In turn will this affect how you would approach surf photography in the future?
There is a threat where film/still photography converges and creativity loses out. Filming and shooting stills are very different processes. Essentially making a film of someone surfing you have to capture completed rides, which involves shooting relatively safely so you capture the whole moment. Shooting stills is more about just a split second, so you can risk everything for that one moment. The danger is we as photogs have to do both under financial pressure, thus losing creativity.
Tim's time spent wondering the northern Scottish coastlines has seen him document some of the Uk's most terrifying ocean mutations.
From your experience what advice would you give to someone that would like to make a career as a photographer?
Be different, find your own style, and go for it.
What is your favourite photo you have ever taken and why?
My favourite shot I have taken is of Aussie Russell Bierke at Rielly's a couple of weeks ago, a big paddle in, risen on the absolute edge of what was possible, and on a wave that was totally made. Unfortunately you'll have to wait until October for that, my favourite that is out in the wild at the moment is one I shot from the beach of Micah lester.

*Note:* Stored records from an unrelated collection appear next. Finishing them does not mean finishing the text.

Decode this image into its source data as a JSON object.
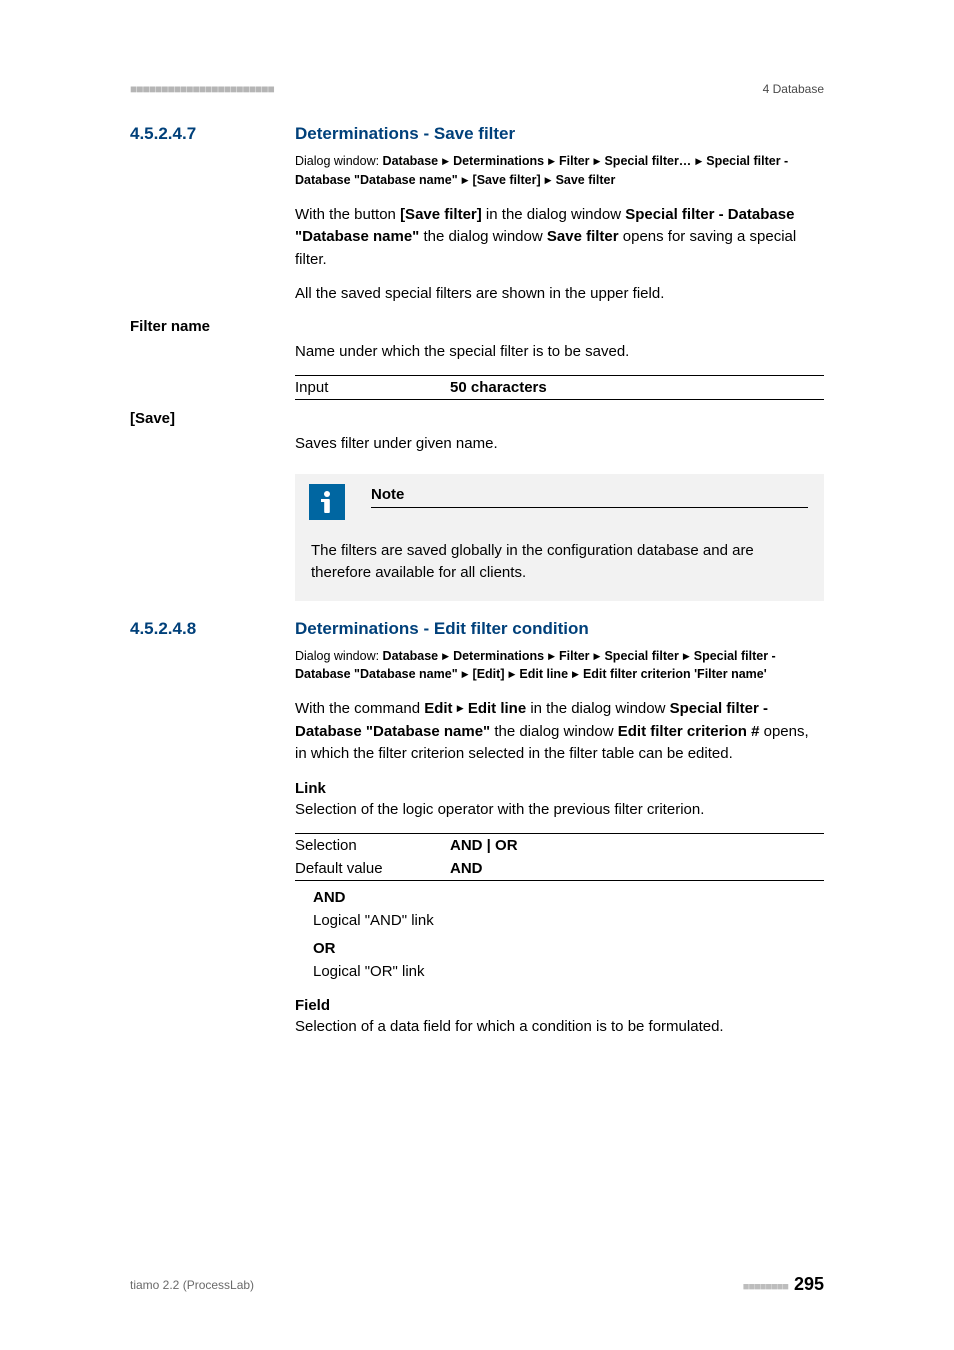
{
  "header": {
    "left_bar": "■■■■■■■■■■■■■■■■■■■■■■■",
    "right": "4 Database"
  },
  "sec1": {
    "num": "4.5.2.4.7",
    "title": "Determinations - Save filter",
    "dlg_prefix": "Dialog window: ",
    "dlg_parts": [
      "Database",
      "Determinations",
      "Filter",
      "Special filter…",
      "Special filter - Database \"Database name\"",
      "[Save filter]",
      "Save filter"
    ],
    "p1_a": "With the button ",
    "p1_b": "[Save filter]",
    "p1_c": " in the dialog window ",
    "p1_d": "Special filter - Database \"Database name\"",
    "p1_e": " the dialog window ",
    "p1_f": "Save filter",
    "p1_g": " opens for saving a special filter.",
    "p2": "All the saved special filters are shown in the upper field.",
    "filter_name_label": "Filter name",
    "filter_name_desc": "Name under which the special filter is to be saved.",
    "input_row_l": "Input",
    "input_row_v": "50 characters",
    "save_label": "[Save]",
    "save_desc": "Saves filter under given name.",
    "note_title": "Note",
    "note_body": "The filters are saved globally in the configuration database and are therefore available for all clients."
  },
  "sec2": {
    "num": "4.5.2.4.8",
    "title": "Determinations - Edit filter condition",
    "dlg_prefix": "Dialog window: ",
    "dlg_parts": [
      "Database",
      "Determinations",
      "Filter",
      "Special filter",
      "Special filter - Database \"Database name\"",
      "[Edit]",
      "Edit line",
      "Edit filter criterion 'Filter name'"
    ],
    "p1_a": "With the command ",
    "p1_b": "Edit",
    "p1_c": "Edit line",
    "p1_d": " in the dialog window ",
    "p1_e": "Special filter - Database \"Database name\"",
    "p1_f": " the dialog window ",
    "p1_g": "Edit filter criterion #",
    "p1_h": " opens, in which the filter criterion selected in the filter table can be edited.",
    "link_head": "Link",
    "link_desc": "Selection of the logic operator with the previous filter criterion.",
    "sel_row_l": "Selection",
    "sel_row_v": "AND | OR",
    "def_row_l": "Default value",
    "def_row_v": "AND",
    "and_term": "AND",
    "and_desc": "Logical \"AND\" link",
    "or_term": "OR",
    "or_desc": "Logical \"OR\" link",
    "field_head": "Field",
    "field_desc": "Selection of a data field for which a condition is to be formulated."
  },
  "footer": {
    "left": "tiamo 2.2 (ProcessLab)",
    "dots": "■■■■■■■■",
    "page": "295"
  }
}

It's the sort of out of the water shot I love taking, a wave, a surfer pushing his limits all set in an incredible environment.
Surfer Micah Lester tries to fly as high as the snow covered mountain top peaks behind him. Photo Tim Nunn
Where is the most photogenic place you have ever been and why?
Iceland is incredible, but that's a bit cliche really. Norway is insane, but you know Cornwall is pretty incredible for shooting surf as well, all the coves we have make it an awesome place.
If you had to choose one image that tells a thousand words, what image would it be?
I think this shot of a friend from California about to paddle out at Thurso East in February resonates with every surfer on Earth. You get the cold, the power of the surf and you all get a little nervous feeling that it is you about to face that paddle out!
But is it worth the paddle out? One lone soul on Thurso's frozen reef thinks so. Photo Tim Nunn
The Plastic Project is going from strength to strength, can you tell us a little more about it, how it came about and what it means to you?
It is a way of helping to educate every human on the planet, using surfing and adventure, as to the absolute disaster we face from plastic pollution in the ocean. I realised that i had accidentally documented the increase in rubbish washing up on the remotest beaches of the northern hemisphere over the past fifteen years. What is more, when I was out doing talks and slideshows it became obvious that by combining the surf and adventure with environment, people of all ages connected in a way simple stats and science don't always hit home, and it has grown from there. It's still just me pretty much doing it all, but with help we've developed a schools project for primary level, Working closely with high schools and spreading the word using surfing, opens doors in ways others do not.
Surfer Ian Battrick playing a dare devil game of 'how shallow can I go' on a notoriously dangerous slab of rock whilst photographer Tim Nunn tries not to dive head first into it himself.
Also on the blog, read about our latest adventures in Travel Diaries - The Road South with The DryBag